● Try it
Reproduce the records without their pictures, keeping every word as it is.

● Material supplied
※ ※ ※
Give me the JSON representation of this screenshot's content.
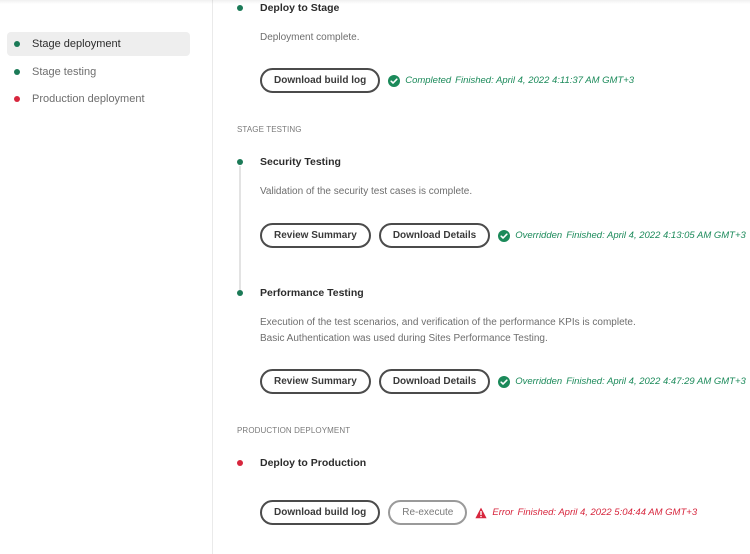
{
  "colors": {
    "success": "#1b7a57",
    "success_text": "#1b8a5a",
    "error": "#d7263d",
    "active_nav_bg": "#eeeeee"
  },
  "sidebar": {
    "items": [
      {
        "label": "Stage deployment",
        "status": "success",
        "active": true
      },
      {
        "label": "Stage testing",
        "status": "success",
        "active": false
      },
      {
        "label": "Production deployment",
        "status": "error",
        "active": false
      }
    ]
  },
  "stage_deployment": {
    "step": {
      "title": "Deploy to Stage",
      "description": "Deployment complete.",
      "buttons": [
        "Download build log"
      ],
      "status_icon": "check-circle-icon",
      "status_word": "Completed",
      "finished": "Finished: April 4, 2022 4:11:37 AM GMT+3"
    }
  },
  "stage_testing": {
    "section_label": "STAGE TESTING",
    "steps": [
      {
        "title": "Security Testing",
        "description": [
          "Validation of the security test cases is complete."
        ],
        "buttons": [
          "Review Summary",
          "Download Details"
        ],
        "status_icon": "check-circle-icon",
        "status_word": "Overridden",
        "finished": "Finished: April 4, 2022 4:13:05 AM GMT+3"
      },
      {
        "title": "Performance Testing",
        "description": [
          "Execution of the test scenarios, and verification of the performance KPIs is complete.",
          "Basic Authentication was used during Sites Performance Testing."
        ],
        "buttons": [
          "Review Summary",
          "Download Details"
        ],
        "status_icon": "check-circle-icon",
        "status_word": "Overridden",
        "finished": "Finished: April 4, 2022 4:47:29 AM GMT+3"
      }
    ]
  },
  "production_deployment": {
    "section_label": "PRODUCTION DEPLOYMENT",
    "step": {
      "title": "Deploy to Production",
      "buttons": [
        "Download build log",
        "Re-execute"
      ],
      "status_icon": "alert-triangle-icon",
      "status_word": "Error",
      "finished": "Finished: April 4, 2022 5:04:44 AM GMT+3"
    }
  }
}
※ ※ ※
● Response below
Give me the JSON representation of this screenshot's content.
{
  "colors": {
    "success": "#1b7a57",
    "success_text": "#1b8a5a",
    "error": "#d7263d",
    "active_nav_bg": "#eeeeee"
  },
  "sidebar": {
    "items": [
      {
        "label": "Stage deployment",
        "status": "success",
        "active": true
      },
      {
        "label": "Stage testing",
        "status": "success",
        "active": false
      },
      {
        "label": "Production deployment",
        "status": "error",
        "active": false
      }
    ]
  },
  "stage_deployment": {
    "step": {
      "title": "Deploy to Stage",
      "description": "Deployment complete.",
      "buttons": [
        "Download build log"
      ],
      "status_icon": "check-circle-icon",
      "status_word": "Completed",
      "finished": "Finished: April 4, 2022 4:11:37 AM GMT+3"
    }
  },
  "stage_testing": {
    "section_label": "STAGE TESTING",
    "steps": [
      {
        "title": "Security Testing",
        "description": [
          "Validation of the security test cases is complete."
        ],
        "buttons": [
          "Review Summary",
          "Download Details"
        ],
        "status_icon": "check-circle-icon",
        "status_word": "Overridden",
        "finished": "Finished: April 4, 2022 4:13:05 AM GMT+3"
      },
      {
        "title": "Performance Testing",
        "description": [
          "Execution of the test scenarios, and verification of the performance KPIs is complete.",
          "Basic Authentication was used during Sites Performance Testing."
        ],
        "buttons": [
          "Review Summary",
          "Download Details"
        ],
        "status_icon": "check-circle-icon",
        "status_word": "Overridden",
        "finished": "Finished: April 4, 2022 4:47:29 AM GMT+3"
      }
    ]
  },
  "production_deployment": {
    "section_label": "PRODUCTION DEPLOYMENT",
    "step": {
      "title": "Deploy to Production",
      "buttons": [
        "Download build log",
        "Re-execute"
      ],
      "status_icon": "alert-triangle-icon",
      "status_word": "Error",
      "finished": "Finished: April 4, 2022 5:04:44 AM GMT+3"
    }
  }
}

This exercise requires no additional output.